Component data from apps and pages:
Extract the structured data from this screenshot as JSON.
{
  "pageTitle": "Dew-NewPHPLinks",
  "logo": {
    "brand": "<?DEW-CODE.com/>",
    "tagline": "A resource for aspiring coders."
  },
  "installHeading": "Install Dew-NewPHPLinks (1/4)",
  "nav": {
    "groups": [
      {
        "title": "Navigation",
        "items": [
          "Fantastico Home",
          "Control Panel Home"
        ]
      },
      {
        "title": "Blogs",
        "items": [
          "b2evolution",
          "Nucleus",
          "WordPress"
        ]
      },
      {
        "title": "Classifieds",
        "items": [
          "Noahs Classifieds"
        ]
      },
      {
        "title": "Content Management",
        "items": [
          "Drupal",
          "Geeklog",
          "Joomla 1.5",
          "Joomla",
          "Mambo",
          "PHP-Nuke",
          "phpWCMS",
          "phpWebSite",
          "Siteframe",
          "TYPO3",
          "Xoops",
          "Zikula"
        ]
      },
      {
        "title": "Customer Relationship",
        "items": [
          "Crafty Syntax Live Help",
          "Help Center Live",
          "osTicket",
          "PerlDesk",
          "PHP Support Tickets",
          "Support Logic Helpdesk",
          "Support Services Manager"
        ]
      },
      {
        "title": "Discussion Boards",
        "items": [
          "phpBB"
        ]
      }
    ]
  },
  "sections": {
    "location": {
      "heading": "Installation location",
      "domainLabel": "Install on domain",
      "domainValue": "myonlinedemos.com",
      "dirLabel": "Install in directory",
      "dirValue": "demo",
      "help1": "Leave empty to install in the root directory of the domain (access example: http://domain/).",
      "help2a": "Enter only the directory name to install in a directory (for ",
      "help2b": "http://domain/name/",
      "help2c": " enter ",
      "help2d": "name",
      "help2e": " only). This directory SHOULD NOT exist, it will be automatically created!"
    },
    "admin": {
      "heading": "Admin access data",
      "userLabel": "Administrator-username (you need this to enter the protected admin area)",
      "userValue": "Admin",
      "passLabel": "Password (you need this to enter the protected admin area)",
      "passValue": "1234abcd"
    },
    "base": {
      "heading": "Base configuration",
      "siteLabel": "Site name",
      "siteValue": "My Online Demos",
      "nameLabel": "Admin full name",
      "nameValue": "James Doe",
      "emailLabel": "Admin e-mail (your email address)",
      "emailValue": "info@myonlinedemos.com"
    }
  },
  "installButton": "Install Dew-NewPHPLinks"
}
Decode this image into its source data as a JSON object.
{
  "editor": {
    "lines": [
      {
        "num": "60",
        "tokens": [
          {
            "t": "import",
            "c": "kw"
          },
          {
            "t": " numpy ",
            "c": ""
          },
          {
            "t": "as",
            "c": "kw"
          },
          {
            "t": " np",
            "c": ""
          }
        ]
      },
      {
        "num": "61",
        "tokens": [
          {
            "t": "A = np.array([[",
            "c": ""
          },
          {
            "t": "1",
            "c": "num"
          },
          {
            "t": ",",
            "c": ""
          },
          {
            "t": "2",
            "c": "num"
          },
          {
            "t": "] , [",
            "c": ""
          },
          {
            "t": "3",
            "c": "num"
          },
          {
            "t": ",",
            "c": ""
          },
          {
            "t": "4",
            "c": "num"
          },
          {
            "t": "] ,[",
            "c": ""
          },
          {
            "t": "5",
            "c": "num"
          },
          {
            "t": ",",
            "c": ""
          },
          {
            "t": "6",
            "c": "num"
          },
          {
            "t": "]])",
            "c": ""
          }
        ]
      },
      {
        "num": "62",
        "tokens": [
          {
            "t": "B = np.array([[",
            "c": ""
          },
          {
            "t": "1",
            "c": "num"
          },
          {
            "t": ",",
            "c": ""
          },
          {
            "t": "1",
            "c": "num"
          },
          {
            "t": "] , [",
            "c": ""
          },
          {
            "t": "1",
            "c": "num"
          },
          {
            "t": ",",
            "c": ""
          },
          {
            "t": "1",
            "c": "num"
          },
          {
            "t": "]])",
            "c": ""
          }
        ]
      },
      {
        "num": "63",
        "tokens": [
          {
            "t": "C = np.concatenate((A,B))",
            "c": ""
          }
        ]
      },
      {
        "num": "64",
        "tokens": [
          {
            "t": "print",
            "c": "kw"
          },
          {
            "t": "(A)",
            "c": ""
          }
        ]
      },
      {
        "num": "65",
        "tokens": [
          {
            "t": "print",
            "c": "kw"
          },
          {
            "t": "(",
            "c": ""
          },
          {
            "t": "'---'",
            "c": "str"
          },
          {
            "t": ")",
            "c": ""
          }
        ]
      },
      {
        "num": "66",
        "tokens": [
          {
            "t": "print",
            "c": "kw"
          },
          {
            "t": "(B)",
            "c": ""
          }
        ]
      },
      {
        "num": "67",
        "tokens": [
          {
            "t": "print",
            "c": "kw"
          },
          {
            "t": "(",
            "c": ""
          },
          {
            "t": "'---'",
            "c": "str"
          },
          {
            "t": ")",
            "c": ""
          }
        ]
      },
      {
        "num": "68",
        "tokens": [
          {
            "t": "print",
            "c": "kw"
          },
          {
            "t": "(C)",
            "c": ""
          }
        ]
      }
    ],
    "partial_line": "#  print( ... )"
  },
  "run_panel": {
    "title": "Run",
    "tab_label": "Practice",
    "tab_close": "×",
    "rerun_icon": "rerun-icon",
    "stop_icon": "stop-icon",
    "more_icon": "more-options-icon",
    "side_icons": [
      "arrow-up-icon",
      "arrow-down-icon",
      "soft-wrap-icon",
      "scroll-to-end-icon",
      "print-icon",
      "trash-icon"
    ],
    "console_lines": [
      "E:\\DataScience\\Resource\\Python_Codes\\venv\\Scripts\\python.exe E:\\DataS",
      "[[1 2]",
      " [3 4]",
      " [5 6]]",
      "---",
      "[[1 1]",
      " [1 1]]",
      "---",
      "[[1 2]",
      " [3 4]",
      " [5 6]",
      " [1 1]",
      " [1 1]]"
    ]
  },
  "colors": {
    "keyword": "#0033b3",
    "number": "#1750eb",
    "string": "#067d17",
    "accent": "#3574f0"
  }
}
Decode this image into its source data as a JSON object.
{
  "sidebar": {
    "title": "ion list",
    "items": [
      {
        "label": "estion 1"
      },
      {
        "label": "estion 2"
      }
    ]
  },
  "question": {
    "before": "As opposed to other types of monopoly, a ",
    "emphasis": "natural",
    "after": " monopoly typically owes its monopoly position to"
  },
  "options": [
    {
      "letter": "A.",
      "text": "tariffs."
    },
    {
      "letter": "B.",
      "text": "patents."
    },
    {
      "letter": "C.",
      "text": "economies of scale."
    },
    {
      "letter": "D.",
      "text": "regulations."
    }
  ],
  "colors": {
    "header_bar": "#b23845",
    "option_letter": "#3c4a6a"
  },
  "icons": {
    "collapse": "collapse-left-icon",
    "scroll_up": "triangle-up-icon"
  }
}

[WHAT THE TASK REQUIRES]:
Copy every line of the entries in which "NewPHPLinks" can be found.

[WORKED SOLUTION]:
  "pageTitle": "Dew-NewPHPLinks",
  "installHeading": "Install Dew-NewPHPLinks (1/4)",
  "installButton": "Install Dew-NewPHPLinks"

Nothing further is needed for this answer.